Segment Start: Data under study

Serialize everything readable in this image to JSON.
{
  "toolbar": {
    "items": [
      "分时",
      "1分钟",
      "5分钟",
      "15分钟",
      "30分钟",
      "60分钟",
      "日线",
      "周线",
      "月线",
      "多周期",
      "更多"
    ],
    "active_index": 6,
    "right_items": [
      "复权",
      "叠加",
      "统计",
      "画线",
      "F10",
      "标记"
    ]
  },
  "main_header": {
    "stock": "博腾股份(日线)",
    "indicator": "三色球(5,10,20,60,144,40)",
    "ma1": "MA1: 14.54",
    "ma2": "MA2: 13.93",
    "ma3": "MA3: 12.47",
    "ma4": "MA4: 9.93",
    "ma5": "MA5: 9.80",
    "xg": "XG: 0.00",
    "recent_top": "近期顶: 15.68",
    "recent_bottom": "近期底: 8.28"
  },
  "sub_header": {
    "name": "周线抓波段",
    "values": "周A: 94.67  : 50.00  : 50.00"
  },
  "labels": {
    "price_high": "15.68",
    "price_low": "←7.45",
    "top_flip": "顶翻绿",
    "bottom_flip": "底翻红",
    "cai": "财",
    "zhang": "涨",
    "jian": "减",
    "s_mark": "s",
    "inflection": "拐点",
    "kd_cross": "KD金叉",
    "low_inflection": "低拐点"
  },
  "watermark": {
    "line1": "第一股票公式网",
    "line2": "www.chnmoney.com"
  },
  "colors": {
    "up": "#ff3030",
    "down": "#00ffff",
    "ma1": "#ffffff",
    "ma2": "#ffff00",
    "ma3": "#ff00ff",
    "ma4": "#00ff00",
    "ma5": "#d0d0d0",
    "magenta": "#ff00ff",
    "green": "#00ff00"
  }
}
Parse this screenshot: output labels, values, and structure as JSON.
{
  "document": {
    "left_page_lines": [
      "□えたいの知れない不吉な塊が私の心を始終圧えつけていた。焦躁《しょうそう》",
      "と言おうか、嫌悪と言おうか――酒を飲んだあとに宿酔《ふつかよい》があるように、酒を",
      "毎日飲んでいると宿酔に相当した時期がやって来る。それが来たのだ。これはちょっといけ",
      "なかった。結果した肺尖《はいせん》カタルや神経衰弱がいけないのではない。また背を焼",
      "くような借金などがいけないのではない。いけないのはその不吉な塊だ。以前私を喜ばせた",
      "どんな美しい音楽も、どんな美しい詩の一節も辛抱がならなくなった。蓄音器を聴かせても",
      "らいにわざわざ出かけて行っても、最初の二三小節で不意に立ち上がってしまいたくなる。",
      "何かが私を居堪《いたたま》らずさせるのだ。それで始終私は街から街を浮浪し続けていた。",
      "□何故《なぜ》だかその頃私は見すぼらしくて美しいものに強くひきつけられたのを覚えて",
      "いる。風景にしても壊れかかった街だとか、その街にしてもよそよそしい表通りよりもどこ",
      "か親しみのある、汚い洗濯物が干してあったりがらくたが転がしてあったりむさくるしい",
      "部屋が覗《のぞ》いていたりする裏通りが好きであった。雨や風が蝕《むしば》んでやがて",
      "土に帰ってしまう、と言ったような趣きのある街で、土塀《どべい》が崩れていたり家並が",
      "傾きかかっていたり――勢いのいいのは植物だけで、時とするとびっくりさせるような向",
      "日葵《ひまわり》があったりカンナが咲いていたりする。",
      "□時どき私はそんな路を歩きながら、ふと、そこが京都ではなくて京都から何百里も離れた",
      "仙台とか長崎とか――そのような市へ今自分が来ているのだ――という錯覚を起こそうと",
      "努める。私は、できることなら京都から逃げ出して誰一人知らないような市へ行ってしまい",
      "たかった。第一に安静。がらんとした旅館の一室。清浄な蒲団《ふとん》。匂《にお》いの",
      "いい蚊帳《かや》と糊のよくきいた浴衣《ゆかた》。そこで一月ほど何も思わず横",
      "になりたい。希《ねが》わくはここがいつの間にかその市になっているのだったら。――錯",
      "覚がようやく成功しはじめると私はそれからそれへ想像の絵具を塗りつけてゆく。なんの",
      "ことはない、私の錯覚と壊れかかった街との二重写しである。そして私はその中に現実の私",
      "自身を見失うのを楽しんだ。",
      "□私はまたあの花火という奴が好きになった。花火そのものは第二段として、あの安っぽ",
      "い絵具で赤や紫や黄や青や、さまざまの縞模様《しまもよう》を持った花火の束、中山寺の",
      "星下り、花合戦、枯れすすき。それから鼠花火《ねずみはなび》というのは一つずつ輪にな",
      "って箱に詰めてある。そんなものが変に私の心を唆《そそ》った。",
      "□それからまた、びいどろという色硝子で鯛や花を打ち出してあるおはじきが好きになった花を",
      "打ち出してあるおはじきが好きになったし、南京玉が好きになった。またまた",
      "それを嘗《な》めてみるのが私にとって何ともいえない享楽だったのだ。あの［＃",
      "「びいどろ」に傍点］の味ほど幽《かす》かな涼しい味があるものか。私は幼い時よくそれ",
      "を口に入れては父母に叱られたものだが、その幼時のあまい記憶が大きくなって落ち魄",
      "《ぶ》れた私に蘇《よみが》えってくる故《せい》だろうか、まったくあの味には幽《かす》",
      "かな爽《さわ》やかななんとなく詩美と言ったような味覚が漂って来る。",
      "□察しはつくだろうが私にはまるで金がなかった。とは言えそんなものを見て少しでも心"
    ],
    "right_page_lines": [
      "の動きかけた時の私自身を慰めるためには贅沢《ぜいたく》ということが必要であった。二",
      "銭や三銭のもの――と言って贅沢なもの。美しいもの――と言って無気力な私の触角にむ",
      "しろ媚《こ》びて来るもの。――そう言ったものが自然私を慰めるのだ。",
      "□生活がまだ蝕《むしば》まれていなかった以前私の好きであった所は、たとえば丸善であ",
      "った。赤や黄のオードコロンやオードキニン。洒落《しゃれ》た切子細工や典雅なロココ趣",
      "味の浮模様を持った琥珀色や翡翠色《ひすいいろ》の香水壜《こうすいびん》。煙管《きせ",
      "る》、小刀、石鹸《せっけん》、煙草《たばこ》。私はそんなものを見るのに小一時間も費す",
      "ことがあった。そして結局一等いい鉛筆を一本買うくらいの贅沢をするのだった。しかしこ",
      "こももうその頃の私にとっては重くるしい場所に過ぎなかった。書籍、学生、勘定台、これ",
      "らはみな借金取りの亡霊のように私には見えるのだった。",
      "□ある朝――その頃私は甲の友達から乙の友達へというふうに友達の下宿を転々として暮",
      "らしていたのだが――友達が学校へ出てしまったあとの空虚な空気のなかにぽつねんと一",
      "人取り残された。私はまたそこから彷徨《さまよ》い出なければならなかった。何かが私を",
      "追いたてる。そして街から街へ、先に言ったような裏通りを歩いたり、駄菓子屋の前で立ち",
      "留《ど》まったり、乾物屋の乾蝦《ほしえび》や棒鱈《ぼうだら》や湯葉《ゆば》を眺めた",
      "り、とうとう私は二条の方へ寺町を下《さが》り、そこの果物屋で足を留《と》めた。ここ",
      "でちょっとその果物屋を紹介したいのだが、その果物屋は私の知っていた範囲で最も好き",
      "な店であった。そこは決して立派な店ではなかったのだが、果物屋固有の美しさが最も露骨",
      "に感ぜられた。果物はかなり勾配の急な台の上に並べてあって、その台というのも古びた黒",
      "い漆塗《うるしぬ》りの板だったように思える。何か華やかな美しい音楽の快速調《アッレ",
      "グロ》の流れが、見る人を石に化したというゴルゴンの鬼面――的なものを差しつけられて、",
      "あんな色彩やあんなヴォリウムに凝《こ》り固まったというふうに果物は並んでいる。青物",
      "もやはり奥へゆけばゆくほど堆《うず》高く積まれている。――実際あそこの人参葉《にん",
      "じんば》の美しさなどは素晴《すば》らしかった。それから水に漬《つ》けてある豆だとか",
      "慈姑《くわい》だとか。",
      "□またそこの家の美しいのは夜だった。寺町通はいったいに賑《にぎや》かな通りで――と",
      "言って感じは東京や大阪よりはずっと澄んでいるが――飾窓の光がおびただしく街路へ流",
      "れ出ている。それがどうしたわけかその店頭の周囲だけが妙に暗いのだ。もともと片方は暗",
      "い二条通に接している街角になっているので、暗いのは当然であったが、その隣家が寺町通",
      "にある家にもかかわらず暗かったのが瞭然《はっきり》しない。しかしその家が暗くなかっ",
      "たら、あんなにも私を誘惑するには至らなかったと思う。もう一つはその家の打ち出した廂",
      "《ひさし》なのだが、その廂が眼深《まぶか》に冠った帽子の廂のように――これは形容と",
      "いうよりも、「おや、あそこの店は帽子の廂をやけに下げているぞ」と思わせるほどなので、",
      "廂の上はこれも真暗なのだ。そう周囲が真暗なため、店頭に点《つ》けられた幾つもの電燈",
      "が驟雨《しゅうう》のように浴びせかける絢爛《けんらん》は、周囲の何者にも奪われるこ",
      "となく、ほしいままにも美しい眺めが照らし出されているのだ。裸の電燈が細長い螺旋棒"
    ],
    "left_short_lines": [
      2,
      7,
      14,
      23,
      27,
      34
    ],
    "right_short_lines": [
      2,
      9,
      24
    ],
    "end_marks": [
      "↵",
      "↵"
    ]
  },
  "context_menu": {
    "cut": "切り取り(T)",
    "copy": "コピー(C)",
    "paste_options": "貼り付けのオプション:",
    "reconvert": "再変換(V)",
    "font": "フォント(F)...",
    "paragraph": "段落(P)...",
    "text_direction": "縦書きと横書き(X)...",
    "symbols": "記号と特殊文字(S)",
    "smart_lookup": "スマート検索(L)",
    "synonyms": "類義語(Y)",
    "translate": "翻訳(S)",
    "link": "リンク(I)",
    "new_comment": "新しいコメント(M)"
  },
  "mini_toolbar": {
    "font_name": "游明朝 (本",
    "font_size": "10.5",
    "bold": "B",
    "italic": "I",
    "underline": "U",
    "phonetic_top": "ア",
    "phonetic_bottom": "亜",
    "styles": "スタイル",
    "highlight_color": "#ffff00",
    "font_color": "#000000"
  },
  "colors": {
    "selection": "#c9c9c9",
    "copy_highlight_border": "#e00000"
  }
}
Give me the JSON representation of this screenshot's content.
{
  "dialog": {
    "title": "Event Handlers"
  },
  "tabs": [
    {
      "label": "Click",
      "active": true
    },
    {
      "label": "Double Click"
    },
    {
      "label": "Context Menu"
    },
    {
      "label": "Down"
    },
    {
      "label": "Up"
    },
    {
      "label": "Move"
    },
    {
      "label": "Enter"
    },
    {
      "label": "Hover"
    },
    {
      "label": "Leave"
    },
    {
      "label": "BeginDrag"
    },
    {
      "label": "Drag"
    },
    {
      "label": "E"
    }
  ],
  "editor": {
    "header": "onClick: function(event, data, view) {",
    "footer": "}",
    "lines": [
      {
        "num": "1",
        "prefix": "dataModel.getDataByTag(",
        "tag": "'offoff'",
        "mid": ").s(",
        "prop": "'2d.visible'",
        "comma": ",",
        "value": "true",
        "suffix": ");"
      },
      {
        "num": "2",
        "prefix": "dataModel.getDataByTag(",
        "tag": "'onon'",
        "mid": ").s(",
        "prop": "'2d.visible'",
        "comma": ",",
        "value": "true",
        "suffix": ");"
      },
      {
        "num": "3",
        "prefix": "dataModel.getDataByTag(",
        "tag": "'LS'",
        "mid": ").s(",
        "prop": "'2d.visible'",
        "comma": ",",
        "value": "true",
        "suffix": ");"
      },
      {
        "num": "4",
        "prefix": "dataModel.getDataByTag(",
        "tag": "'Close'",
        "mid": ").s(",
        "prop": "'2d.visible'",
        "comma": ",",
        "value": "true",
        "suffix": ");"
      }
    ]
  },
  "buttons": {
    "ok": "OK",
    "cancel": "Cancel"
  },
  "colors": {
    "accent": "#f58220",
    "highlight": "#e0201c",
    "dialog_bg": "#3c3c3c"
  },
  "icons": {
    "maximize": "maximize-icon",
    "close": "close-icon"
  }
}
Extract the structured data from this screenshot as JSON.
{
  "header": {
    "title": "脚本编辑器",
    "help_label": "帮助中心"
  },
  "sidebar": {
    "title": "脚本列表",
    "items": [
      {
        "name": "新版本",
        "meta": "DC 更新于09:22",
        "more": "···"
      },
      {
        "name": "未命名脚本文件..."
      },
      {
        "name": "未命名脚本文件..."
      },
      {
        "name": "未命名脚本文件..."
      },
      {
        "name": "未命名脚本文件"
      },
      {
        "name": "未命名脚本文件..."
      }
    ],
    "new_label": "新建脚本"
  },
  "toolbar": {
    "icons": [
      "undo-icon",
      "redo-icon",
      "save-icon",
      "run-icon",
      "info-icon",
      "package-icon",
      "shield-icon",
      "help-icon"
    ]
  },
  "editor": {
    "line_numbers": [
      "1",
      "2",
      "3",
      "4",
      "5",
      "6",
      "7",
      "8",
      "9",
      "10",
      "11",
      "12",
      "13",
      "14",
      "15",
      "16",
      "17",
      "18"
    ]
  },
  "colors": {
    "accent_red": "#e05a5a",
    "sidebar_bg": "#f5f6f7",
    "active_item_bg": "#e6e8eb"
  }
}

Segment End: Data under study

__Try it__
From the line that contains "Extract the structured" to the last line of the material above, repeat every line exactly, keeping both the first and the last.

__Answer__
Extract the structured data from this screenshot as JSON.
{
  "header": {
    "title": "脚本编辑器",
    "help_label": "帮助中心"
  },
  "sidebar": {
    "title": "脚本列表",
    "items": [
      {
        "name": "新版本",
        "meta": "DC 更新于09:22",
        "more": "···"
      },
      {
        "name": "未命名脚本文件..."
      },
      {
        "name": "未命名脚本文件..."
      },
      {
        "name": "未命名脚本文件..."
      },
      {
        "name": "未命名脚本文件"
      },
      {
        "name": "未命名脚本文件..."
      }
    ],
    "new_label": "新建脚本"
  },
  "toolbar": {
    "icons": [
      "undo-icon",
      "redo-icon",
      "save-icon",
      "run-icon",
      "info-icon",
      "package-icon",
      "shield-icon",
      "help-icon"
    ]
  },
  "editor": {
    "line_numbers": [
      "1",
      "2",
      "3",
      "4",
      "5",
      "6",
      "7",
      "8",
      "9",
      "10",
      "11",
      "12",
      "13",
      "14",
      "15",
      "16",
      "17",
      "18"
    ]
  },
  "colors": {
    "accent_red": "#e05a5a",
    "sidebar_bg": "#f5f6f7",
    "active_item_bg": "#e6e8eb"
  }
}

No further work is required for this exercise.